Daniel Nava’s incredible streak of 41 consecutive starts reaching base ended Sunday in New York.
Just how good a run was it?
Well, it was the second longest such streak in the American League this summer behind only Triple-Crown slugger Miguel Cabrera’s 44-gamer. It also was longest such streak by a Boston Red Sox hitter since on-base machine Kevin Youkilis’ 44-gamer in 2008.
“He’s always been a good hitter,” Red Sox first base coach Arnie Beyeler said about Nava, who he managed at Triple-A Pawtucket in 2011 and during parts of the 2012 season.
The biggest concern with Nava was whether his offensive numbers would tail off as this season progressed.
He had never before played more than 88 major league games in a season.
Nava has gotten better later in the summer. He is batting .361 in 24 games since Aug. 1.
He’s 12th among all major leaguers (first among switch-hitters) with a .388 on-base percentage.
Nava isn’t arbitration eligible until 2015 and is under the team’s control through the end of the 2017 season. He gives Boston flexibility going forward because Nava has played all three outfield positions and first base this season.
He’s most suited for left field and first base considering he’s not the best defensive outfielder.
In the offseason, the Sox will consider bringing back free-agent-to-be Mike Napoli to play first. The free agent market is slim with Seattle’s Kendrys Morales the top hitting first baseman.
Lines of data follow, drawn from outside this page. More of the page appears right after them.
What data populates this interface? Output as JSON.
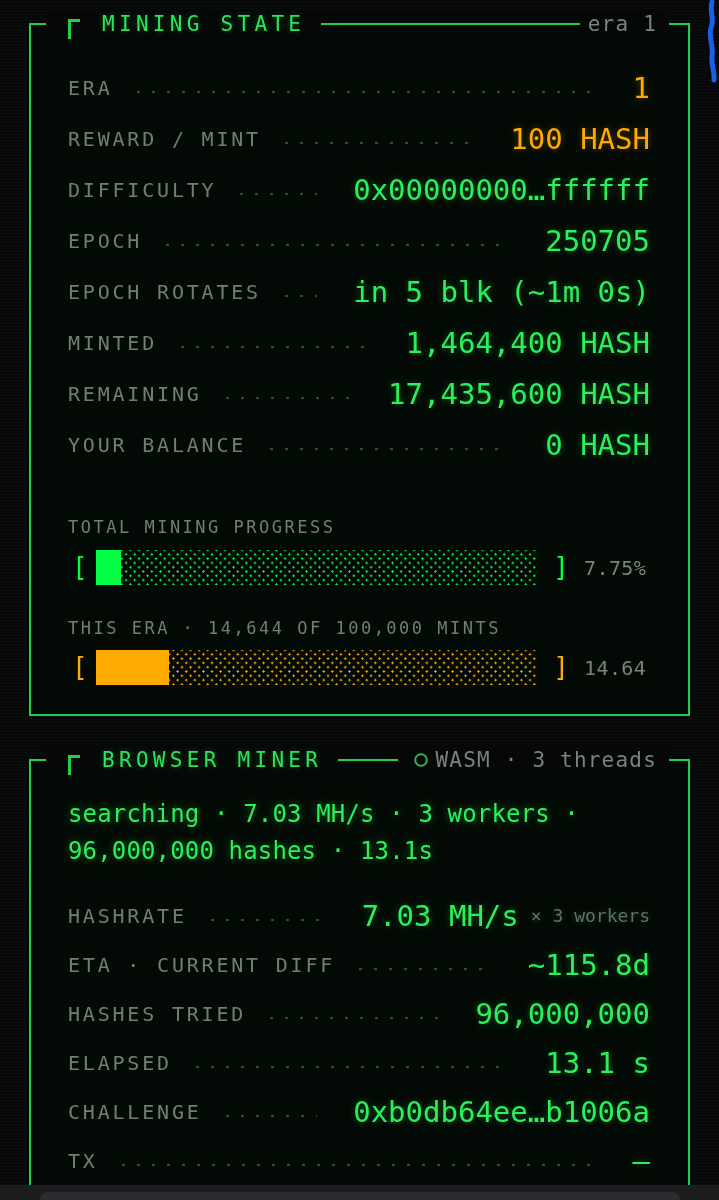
{
  "mining_state": {
    "title": "MINING STATE",
    "badge": "era 1",
    "rows": [
      {
        "label": "ERA",
        "value": "1",
        "color": "#ffaa00"
      },
      {
        "label": "REWARD / MINT",
        "value": "100 HASH",
        "color": "#ffaa00"
      },
      {
        "label": "DIFFICULTY",
        "value": "0x00000000…ffffff",
        "color": "#2af05a"
      },
      {
        "label": "EPOCH",
        "value": "250705",
        "color": "#2af05a"
      },
      {
        "label": "EPOCH ROTATES",
        "value": "in 5 blk (~1m 0s)",
        "color": "#2af05a"
      },
      {
        "label": "MINTED",
        "value": "1,464,400 HASH",
        "color": "#2af05a"
      },
      {
        "label": "REMAINING",
        "value": "17,435,600 HASH",
        "color": "#2af05a"
      },
      {
        "label": "YOUR BALANCE",
        "value": "0 HASH",
        "color": "#2af05a"
      }
    ],
    "progress": [
      {
        "label": "TOTAL MINING PROGRESS",
        "open": "[",
        "close": "]",
        "level": 0.057,
        "reading": "7.75%",
        "color": "#00ff44"
      },
      {
        "label": "THIS ERA · 14,644 OF 100,000 MINTS",
        "open": "[",
        "close": "]",
        "level": 0.166,
        "reading": "14.64",
        "color": "#ffaa00"
      }
    ]
  },
  "browser_miner": {
    "title": "BROWSER MINER",
    "badge": "WASM · 3 threads",
    "status": "searching · 7.03 MH/s · 3 workers · 96,000,000 hashes · 13.1s",
    "rows": [
      {
        "label": "HASHRATE",
        "value": "7.03 MH/s",
        "note": "× 3 workers"
      },
      {
        "label": "ETA · CURRENT DIFF",
        "value": "~115.8d"
      },
      {
        "label": "HASHES TRIED",
        "value": "96,000,000"
      },
      {
        "label": "ELAPSED",
        "value": "13.1 s"
      },
      {
        "label": "CHALLENGE",
        "value": "0xb0db64ee…b1006a"
      },
      {
        "label": "TX",
        "value": "—"
      }
    ]
  }
}
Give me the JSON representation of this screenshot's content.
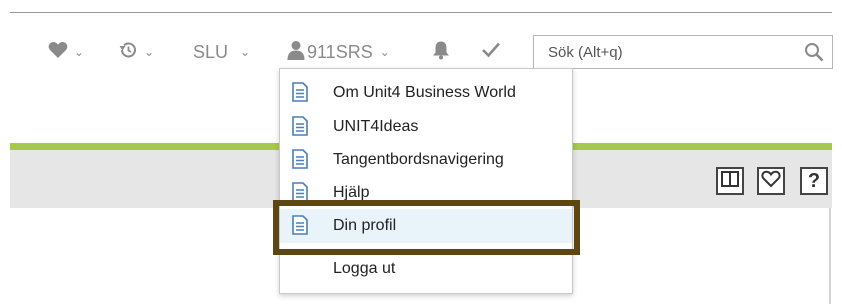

Boston also will look to add another outfielder if Jacoby Ellsbury leaves via free agency.
If the Sox fail to sign either an outfielder or first baseman, it wouldn’t be as problematic considering they have Nava and Mike Carp.
It’s surprising how patient and successful a hitter Nava has developed into considering he struggled some in Triple-A just two years ago, beginning the season in a prolonged slump before a second-half surge increased his average to .268. That came after playing 60 games in 2010 with Boston where he batted .242 with a .351 OBP.
“He went through a tough stretch there (in 2011) where some roster things and stuff got to him a little bit,” Beyeler said. “But as far as that goes, he’s always been a good hitter and he’s always gotten on base.”
In 72 games of Independent League Baseball in 2007 and 374 minor league games in parts of five seasons, Nava has a proven track record of getting on-base with a combined .415 OBP.
Beyeler agreed that Nava learning first base has made him more valuable.
“He’s also gotten more versatile in the outfield, too, where he can bounce around,” Beyeler said.
“His arm’s getting stronger. He’s done a real nice job. First base really helps him out. Especially it’s a good fit with our team here to be able to move around.
“And he works hard and he’s going to get better,” Beyeler added.
“So he continues to improve and he’s shown he can get on base up here. He had a great first half — an All-Star candidate at the back end of the first half and he’s gotten things going again and picked back up. And he’s done a nice job.”